## DATA PROVIDED
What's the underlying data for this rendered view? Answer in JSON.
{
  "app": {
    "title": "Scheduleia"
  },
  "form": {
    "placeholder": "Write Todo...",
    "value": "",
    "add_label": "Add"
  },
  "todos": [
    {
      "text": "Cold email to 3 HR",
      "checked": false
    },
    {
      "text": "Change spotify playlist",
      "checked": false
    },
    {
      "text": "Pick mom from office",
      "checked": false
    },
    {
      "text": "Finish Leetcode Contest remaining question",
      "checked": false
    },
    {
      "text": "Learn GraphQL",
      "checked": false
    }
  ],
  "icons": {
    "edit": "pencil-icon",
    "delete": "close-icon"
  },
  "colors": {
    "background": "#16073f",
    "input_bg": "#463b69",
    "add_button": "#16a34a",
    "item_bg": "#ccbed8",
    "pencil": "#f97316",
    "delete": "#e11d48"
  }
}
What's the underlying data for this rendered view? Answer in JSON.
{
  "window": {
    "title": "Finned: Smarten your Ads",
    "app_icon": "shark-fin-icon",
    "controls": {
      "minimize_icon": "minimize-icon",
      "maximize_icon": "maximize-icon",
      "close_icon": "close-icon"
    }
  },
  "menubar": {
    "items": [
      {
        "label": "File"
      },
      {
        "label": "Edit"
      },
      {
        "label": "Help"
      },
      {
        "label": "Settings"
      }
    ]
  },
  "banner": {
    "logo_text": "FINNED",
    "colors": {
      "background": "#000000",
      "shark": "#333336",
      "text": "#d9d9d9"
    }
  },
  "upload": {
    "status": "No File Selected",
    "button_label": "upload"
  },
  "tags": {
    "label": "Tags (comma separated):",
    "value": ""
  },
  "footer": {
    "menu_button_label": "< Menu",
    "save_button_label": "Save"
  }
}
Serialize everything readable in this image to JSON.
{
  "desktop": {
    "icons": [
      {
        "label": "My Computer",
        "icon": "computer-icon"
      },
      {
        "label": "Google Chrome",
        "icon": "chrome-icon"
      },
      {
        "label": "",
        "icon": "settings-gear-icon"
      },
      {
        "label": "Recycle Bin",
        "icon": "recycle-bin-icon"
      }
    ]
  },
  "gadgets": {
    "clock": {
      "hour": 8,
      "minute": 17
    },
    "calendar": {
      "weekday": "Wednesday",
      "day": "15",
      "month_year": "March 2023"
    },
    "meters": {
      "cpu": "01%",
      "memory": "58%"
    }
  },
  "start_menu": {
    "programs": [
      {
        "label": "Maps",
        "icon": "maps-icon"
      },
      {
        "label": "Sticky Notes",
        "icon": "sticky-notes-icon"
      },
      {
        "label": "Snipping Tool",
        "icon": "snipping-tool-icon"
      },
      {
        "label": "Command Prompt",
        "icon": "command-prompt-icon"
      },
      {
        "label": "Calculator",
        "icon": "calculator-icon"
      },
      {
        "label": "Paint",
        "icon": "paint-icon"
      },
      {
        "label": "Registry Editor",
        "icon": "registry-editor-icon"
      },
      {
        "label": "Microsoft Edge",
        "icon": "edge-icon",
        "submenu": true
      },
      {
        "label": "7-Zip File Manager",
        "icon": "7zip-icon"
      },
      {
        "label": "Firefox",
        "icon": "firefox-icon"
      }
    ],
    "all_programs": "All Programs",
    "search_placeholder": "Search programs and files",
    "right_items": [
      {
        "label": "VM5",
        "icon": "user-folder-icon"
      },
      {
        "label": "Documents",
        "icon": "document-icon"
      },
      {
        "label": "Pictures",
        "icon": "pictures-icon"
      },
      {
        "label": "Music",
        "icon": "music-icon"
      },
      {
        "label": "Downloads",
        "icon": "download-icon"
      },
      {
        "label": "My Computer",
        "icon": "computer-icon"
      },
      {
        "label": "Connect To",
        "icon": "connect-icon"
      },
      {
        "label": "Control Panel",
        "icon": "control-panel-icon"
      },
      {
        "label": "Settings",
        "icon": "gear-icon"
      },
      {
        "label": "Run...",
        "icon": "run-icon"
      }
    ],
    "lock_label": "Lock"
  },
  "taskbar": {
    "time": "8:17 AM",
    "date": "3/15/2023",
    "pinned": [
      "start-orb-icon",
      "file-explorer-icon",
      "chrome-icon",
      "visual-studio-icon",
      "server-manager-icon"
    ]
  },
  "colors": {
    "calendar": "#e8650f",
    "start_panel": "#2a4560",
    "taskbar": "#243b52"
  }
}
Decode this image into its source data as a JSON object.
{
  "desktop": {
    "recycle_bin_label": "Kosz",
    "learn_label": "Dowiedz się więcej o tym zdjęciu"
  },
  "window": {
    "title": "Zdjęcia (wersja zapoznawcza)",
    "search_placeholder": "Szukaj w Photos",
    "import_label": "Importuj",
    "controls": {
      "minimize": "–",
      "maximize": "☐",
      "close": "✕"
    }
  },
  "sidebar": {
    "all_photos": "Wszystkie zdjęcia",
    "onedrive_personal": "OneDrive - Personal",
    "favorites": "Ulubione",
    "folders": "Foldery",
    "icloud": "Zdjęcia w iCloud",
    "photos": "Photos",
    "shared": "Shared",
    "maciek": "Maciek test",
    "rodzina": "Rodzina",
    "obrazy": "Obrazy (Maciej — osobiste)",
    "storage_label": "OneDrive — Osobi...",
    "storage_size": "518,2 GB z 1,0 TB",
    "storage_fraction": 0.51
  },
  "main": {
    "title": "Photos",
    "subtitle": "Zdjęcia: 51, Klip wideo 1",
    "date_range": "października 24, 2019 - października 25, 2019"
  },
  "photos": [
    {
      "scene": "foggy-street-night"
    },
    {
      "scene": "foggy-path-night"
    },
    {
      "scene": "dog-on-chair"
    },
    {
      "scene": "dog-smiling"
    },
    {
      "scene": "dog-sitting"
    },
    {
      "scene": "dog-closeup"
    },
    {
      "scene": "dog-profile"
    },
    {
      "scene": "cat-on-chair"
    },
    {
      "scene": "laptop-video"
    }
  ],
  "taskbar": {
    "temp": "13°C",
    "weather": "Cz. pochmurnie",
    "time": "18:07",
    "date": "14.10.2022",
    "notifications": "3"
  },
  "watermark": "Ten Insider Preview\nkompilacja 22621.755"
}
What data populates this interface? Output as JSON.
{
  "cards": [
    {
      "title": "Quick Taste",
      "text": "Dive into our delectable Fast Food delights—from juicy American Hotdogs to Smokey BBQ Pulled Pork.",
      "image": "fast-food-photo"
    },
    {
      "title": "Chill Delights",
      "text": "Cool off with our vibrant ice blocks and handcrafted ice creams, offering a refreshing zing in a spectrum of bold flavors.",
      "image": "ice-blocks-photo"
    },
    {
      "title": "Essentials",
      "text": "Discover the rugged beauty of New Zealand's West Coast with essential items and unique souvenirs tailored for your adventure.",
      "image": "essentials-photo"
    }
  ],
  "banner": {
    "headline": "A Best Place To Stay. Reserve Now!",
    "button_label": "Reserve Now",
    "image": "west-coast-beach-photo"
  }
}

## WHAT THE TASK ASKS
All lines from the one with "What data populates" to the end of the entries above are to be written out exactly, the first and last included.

## ANSWER TO THE PROBLEM
What data populates this interface? Output as JSON.
{
  "cards": [
    {
      "title": "Quick Taste",
      "text": "Dive into our delectable Fast Food delights—from juicy American Hotdogs to Smokey BBQ Pulled Pork.",
      "image": "fast-food-photo"
    },
    {
      "title": "Chill Delights",
      "text": "Cool off with our vibrant ice blocks and handcrafted ice creams, offering a refreshing zing in a spectrum of bold flavors.",
      "image": "ice-blocks-photo"
    },
    {
      "title": "Essentials",
      "text": "Discover the rugged beauty of New Zealand's West Coast with essential items and unique souvenirs tailored for your adventure.",
      "image": "essentials-photo"
    }
  ],
  "banner": {
    "headline": "A Best Place To Stay. Reserve Now!",
    "button_label": "Reserve Now",
    "image": "west-coast-beach-photo"
  }
}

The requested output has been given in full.